The Classroom Without Reason

Douglas Campbell

The following essay is a "Report from the Academy" which was published in Academic Questions (volume 22, number 2).

A College Board Does Its Job

Steve Balch

DuPage adopts a policy statement based on the Academic Bill of Rights.

Thursday The Complet

Peter Wood

Tea Parties, maintaining a belief system, UNC apologizes, grade inflation, coming soon, and Atkinson's war

Wednesday? Oui, Monsieur

Peter Wood

Vapor trails, lifeboats, higher ed on the brink, filtration at Virginia Tech, death to apostates, disappointment at Chapel Hill, and new Cognitive Science Network

Proven Commitment to the Climate

Ashley Thorne

Colleges get ready to use a “climate action litmus test” in hiring new campus leaders.

Virginia Tech, Academic Freedom, and Employment Law: Part 3

Tom Wood

In the third and final part of this series, Tom Wood examines the many non-legal objections to Virginia Tech

Harvey for Harvard

Ashley Thorne

Harvey Silverglate is running for Harvard

Suitable for Framing

Ashley Thorne

FIRE, student paper, CHE, and John K. Wilson weigh in on Virginia Tech diversity requirements for promotion and tenure.

Cracking the Speech Code

Greg Lukianoff

At the national NAS conference in January, Greg Lukianoff, president of the Foundation for Individual Rights in Education, spoke on the state of free speech and civil liberties on campus. Here is the text of his speech, rich in links and civil liberties cases, where he correlates the rise of the speech code to the rise of college administrators.

Academic Freedom Is a Public Trust

Steve Balch

Steve Balch calls for public vigilence against abuses of academic freedom. Here are his remarks on accepting the Jeane Jordon Kirkpatrick Academic Freedom Award from the American Conservative Union Foundation and the Lynde and Harry Bradley Foundation.

Canada Gets It Right

Ashley Thorne

Queen's College terminated its Intergroup Dialogue program when it was found to invite conversation-policing.

"Ask God What Your Grade Is"

Ashley Thorne

A professor at LA City College shouts down and attempts to expel a student for supporting Proposition 8.

Stanley Fish and the Storm in Ottowa

Peter Wood

Professor Fish blogged in the New York Times about Dennis Rancourt, a self-described anarchist and an advocate of

Cold Brine: The College Board Loses Its Senses

Peter Wood

The College Board recently unveiled a new goal for America - that by the year 2025, 55% of Americans should have a college degree. But is that achievement the right solution to save America's place in international competition?

Political Correctness Run Amuck

Candace de Russy

Candace de Russy tells the story of a professor fired for voicing political views outside the classroom.

Observations at Manchester

Ashley Thorne

What does NAS have to say about a private Christian college? NAS takes a tour through Manchester.

If I Ran the Zoo X

Roger Kimball

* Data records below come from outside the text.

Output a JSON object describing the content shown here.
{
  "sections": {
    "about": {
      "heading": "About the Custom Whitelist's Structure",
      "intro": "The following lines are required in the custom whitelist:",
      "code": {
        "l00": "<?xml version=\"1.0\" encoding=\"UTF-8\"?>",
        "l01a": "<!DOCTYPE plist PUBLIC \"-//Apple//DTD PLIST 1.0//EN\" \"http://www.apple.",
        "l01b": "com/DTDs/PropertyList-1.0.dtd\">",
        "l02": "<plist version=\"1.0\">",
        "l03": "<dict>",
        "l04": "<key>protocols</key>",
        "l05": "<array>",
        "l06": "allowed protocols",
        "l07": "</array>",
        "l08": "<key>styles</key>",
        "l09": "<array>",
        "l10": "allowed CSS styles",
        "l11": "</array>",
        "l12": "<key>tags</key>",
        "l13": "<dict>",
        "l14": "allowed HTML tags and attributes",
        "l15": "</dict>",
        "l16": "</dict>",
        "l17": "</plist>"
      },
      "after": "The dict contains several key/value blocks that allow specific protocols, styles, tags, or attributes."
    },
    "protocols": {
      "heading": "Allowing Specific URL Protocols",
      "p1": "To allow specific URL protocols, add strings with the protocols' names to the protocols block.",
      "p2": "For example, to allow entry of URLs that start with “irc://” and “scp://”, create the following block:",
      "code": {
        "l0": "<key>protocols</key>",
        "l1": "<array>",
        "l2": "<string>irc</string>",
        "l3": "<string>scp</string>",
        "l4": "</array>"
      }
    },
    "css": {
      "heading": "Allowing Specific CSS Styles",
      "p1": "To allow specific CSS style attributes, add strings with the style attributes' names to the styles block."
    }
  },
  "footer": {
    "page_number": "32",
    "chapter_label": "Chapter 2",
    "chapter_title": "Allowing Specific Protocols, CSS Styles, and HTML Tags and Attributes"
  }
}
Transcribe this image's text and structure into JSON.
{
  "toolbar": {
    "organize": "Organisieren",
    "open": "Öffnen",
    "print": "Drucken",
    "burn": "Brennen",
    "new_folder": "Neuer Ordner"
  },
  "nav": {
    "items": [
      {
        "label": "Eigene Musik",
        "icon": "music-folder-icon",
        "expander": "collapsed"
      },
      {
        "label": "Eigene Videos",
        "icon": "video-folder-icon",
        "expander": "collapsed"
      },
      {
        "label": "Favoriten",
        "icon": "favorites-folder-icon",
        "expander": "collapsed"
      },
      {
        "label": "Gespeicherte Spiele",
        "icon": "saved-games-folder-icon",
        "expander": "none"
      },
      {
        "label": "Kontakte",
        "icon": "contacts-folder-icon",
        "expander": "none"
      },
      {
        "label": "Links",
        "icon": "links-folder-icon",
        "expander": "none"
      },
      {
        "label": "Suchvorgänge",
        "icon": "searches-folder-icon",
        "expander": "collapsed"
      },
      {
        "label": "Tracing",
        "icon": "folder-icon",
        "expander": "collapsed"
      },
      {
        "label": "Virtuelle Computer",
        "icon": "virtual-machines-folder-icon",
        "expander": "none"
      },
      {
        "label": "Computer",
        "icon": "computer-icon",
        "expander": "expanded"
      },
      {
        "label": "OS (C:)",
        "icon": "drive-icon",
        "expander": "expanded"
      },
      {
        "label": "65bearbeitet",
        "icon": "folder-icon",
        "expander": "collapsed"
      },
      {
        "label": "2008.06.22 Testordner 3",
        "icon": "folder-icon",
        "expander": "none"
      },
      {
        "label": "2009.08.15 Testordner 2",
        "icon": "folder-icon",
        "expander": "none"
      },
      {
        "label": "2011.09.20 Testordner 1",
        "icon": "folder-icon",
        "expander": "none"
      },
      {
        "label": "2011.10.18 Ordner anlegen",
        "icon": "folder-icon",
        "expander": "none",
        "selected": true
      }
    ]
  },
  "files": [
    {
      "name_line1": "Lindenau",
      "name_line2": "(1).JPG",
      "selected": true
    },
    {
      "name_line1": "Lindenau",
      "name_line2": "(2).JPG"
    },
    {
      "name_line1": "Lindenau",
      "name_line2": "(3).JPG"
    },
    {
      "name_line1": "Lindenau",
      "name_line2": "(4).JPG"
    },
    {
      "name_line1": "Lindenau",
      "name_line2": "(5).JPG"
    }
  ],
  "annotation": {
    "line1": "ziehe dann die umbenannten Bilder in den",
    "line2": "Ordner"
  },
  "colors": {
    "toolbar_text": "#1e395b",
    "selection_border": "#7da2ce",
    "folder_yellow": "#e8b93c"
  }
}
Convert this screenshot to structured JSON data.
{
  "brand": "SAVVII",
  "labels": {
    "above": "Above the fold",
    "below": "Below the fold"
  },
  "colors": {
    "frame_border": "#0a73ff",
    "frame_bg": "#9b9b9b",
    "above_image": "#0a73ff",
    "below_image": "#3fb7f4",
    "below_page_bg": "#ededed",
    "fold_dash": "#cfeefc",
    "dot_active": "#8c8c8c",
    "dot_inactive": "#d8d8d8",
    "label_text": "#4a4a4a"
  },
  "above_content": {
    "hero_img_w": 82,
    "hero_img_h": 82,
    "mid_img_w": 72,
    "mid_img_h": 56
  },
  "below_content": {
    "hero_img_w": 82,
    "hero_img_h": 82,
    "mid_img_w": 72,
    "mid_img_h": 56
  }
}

Roger Kimball summons us to call the "spade" a spade, and to seek truth free of "theory."

Bugged

Ashley Thorne

A blogger aims to subvert NASW and social work ideologues.

Miscarriage of Academic Freedom?

Ashley Thorne

A Yale student's senior project raises questions about higher education's approach to art.

Freedom Bound: The AAUP Presidential Election

Peter Wood

After interviewing AAUP presidential candidates Cary Nelson and Tom Guild, Ashley Thorne and Peter Wood conclude that one creed can be used with two opposite meanings. That said, NAS hopes to see the AAUP return to its original definition of academic freedom.

A Response to the AAUP's Report, "Freedom in the Classroom"

The American Association of University Professors released its Report on 11 September 2007. In that document, the AAUP provides cover for teachers who introduce extraneous, often politically tendentious material into their classes. To rationalize such behavior, the AAUP argues that truth is whatever the members of an academic discipline say it is. In our response, the NAS executive director and president take issue with that and other AAUP contentions.